_Description of the task:_ Return each record shown beneath, word for word.

_Excerpted data:_

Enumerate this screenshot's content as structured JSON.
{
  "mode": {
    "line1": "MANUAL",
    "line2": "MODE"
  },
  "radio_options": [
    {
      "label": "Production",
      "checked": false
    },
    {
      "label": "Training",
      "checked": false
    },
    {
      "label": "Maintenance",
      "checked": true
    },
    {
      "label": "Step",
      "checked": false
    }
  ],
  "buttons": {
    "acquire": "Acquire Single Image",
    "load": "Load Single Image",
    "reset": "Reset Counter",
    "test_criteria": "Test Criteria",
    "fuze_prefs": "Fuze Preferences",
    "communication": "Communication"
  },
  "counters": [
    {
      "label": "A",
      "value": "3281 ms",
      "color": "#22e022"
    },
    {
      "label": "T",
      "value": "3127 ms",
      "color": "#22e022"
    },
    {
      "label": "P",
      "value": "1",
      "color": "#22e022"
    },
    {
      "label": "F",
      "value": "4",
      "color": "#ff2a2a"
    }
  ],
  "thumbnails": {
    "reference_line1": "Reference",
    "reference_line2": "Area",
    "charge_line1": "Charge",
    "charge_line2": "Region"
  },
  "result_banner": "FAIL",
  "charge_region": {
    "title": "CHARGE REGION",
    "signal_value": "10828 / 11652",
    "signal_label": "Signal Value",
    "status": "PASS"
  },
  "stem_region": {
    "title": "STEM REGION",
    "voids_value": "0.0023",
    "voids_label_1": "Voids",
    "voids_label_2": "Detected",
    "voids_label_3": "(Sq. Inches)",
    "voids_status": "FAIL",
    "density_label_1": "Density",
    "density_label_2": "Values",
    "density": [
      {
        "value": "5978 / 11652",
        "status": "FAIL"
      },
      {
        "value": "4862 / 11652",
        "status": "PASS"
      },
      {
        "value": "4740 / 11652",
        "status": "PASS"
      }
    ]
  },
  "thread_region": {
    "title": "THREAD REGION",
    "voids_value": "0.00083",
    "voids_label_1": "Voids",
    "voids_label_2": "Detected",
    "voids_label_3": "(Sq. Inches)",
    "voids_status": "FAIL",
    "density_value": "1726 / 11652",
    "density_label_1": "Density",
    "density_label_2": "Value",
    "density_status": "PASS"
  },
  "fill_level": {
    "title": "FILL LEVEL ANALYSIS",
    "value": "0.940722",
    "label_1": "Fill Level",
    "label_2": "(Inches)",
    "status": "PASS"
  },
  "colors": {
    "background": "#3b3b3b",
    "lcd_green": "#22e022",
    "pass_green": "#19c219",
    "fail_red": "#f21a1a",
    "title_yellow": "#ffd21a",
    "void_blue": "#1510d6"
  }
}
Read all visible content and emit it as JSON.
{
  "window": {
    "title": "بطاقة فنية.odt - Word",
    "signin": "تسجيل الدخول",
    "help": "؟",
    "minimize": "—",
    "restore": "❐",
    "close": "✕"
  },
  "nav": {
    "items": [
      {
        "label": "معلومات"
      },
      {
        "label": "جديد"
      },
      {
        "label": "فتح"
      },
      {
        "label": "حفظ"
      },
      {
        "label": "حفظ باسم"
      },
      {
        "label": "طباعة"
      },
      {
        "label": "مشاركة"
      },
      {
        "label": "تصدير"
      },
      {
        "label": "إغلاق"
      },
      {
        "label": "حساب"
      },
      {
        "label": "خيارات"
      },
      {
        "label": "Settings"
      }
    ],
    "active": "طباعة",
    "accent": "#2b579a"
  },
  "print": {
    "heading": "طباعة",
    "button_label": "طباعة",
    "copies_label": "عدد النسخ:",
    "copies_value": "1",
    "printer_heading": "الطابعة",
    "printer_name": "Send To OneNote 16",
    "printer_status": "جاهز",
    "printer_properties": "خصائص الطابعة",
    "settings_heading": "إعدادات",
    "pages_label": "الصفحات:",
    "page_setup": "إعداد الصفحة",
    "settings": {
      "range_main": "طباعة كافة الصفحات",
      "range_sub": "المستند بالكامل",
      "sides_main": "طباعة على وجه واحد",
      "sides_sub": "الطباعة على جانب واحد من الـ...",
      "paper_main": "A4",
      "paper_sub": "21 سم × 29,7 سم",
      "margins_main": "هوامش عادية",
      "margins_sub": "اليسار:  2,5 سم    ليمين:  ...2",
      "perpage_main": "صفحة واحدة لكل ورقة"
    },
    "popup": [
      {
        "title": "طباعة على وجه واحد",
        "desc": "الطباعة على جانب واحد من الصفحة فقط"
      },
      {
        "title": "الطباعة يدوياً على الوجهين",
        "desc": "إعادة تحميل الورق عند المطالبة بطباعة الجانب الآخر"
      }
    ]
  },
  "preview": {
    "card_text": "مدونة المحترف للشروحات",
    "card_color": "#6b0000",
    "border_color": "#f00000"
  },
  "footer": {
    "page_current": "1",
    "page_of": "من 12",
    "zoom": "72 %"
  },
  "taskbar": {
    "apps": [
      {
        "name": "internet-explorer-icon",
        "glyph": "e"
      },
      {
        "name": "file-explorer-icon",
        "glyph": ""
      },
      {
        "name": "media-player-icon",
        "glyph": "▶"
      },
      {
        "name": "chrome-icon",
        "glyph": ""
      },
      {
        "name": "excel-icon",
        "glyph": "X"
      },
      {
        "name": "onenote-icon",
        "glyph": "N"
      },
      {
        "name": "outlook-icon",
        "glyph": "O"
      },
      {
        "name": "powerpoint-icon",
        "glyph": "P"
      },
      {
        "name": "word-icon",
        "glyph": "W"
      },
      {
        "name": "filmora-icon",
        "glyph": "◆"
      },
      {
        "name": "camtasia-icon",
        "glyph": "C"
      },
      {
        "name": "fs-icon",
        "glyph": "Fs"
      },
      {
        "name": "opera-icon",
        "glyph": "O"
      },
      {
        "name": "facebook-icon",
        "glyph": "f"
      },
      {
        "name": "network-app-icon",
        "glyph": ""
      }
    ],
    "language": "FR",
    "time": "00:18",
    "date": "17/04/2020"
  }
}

_Exercise output:_
Enumerate this screenshot's content as structured JSON.
{
  "mode": {
    "line1": "MANUAL",
    "line2": "MODE"
  },
  "radio_options": [
    {
      "label": "Production",
      "checked": false
    },
    {
      "label": "Training",
      "checked": false
    },
    {
      "label": "Maintenance",
      "checked": true
    },
    {
      "label": "Step",
      "checked": false
    }
  ],
  "buttons": {
    "acquire": "Acquire Single Image",
    "load": "Load Single Image",
    "reset": "Reset Counter",
    "test_criteria": "Test Criteria",
    "fuze_prefs": "Fuze Preferences",
    "communication": "Communication"
  },
  "counters": [
    {
      "label": "A",
      "value": "3281 ms",
      "color": "#22e022"
    },
    {
      "label": "T",
      "value": "3127 ms",
      "color": "#22e022"
    },
    {
      "label": "P",
      "value": "1",
      "color": "#22e022"
    },
    {
      "label": "F",
      "value": "4",
      "color": "#ff2a2a"
    }
  ],
  "thumbnails": {
    "reference_line1": "Reference",
    "reference_line2": "Area",
    "charge_line1": "Charge",
    "charge_line2": "Region"
  },
  "result_banner": "FAIL",
  "charge_region": {
    "title": "CHARGE REGION",
    "signal_value": "10828 / 11652",
    "signal_label": "Signal Value",
    "status": "PASS"
  },
  "stem_region": {
    "title": "STEM REGION",
    "voids_value": "0.0023",
    "voids_label_1": "Voids",
    "voids_label_2": "Detected",
    "voids_label_3": "(Sq. Inches)",
    "voids_status": "FAIL",
    "density_label_1": "Density",
    "density_label_2": "Values",
    "density": [
      {
        "value": "5978 / 11652",
        "status": "FAIL"
      },
      {
        "value": "4862 / 11652",
        "status": "PASS"
      },
      {
        "value": "4740 / 11652",
        "status": "PASS"
      }
    ]
  },
  "thread_region": {
    "title": "THREAD REGION",
    "voids_value": "0.00083",
    "voids_label_1": "Voids",
    "voids_label_2": "Detected",
    "voids_label_3": "(Sq. Inches)",
    "voids_status": "FAIL",
    "density_value": "1726 / 11652",
    "density_label_1": "Density",
    "density_label_2": "Value",
    "density_status": "PASS"
  },
  "fill_level": {
    "title": "FILL LEVEL ANALYSIS",
    "value": "0.940722",
    "label_1": "Fill Level",
    "label_2": "(Inches)",
    "status": "PASS"
  },
  "colors": {
    "background": "#3b3b3b",
    "lcd_green": "#22e022",
    "pass_green": "#19c219",
    "fail_red": "#f21a1a",
    "title_yellow": "#ffd21a",
    "void_blue": "#1510d6"
  }
}
Read all visible content and emit it as JSON.
{
  "window": {
    "title": "بطاقة فنية.odt - Word",
    "signin": "تسجيل الدخول",
    "help": "؟",
    "minimize": "—",
    "restore": "❐",
    "close": "✕"
  },
  "nav": {
    "items": [
      {
        "label": "معلومات"
      },
      {
        "label": "جديد"
      },
      {
        "label": "فتح"
      },
      {
        "label": "حفظ"
      },
      {
        "label": "حفظ باسم"
      },
      {
        "label": "طباعة"
      },
      {
        "label": "مشاركة"
      },
      {
        "label": "تصدير"
      },
      {
        "label": "إغلاق"
      },
      {
        "label": "حساب"
      },
      {
        "label": "خيارات"
      },
      {
        "label": "Settings"
      }
    ],
    "active": "طباعة",
    "accent": "#2b579a"
  },
  "print": {
    "heading": "طباعة",
    "button_label": "طباعة",
    "copies_label": "عدد النسخ:",
    "copies_value": "1",
    "printer_heading": "الطابعة",
    "printer_name": "Send To OneNote 16",
    "printer_status": "جاهز",
    "printer_properties": "خصائص الطابعة",
    "settings_heading": "إعدادات",
    "pages_label": "الصفحات:",
    "page_setup": "إعداد الصفحة",
    "settings": {
      "range_main": "طباعة كافة الصفحات",
      "range_sub": "المستند بالكامل",
      "sides_main": "طباعة على وجه واحد",
      "sides_sub": "الطباعة على جانب واحد من الـ...",
      "paper_main": "A4",
      "paper_sub": "21 سم × 29,7 سم",
      "margins_main": "هوامش عادية",
      "margins_sub": "اليسار:  2,5 سم    ليمين:  ...2",
      "perpage_main": "صفحة واحدة لكل ورقة"
    },
    "popup": [
      {
        "title": "طباعة على وجه واحد",
        "desc": "الطباعة على جانب واحد من الصفحة فقط"
      },
      {
        "title": "الطباعة يدوياً على الوجهين",
        "desc": "إعادة تحميل الورق عند المطالبة بطباعة الجانب الآخر"
      }
    ]
  },
  "preview": {
    "card_text": "مدونة المحترف للشروحات",
    "card_color": "#6b0000",
    "border_color": "#f00000"
  },
  "footer": {
    "page_current": "1",
    "page_of": "من 12",
    "zoom": "72 %"
  },
  "taskbar": {
    "apps": [
      {
        "name": "internet-explorer-icon",
        "glyph": "e"
      },
      {
        "name": "file-explorer-icon",
        "glyph": ""
      },
      {
        "name": "media-player-icon",
        "glyph": "▶"
      },
      {
        "name": "chrome-icon",
        "glyph": ""
      },
      {
        "name": "excel-icon",
        "glyph": "X"
      },
      {
        "name": "onenote-icon",
        "glyph": "N"
      },
      {
        "name": "outlook-icon",
        "glyph": "O"
      },
      {
        "name": "powerpoint-icon",
        "glyph": "P"
      },
      {
        "name": "word-icon",
        "glyph": "W"
      },
      {
        "name": "filmora-icon",
        "glyph": "◆"
      },
      {
        "name": "camtasia-icon",
        "glyph": "C"
      },
      {
        "name": "fs-icon",
        "glyph": "Fs"
      },
      {
        "name": "opera-icon",
        "glyph": "O"
      },
      {
        "name": "facebook-icon",
        "glyph": "f"
      },
      {
        "name": "network-app-icon",
        "glyph": ""
      }
    ],
    "language": "FR",
    "time": "00:18",
    "date": "17/04/2020"
  }
}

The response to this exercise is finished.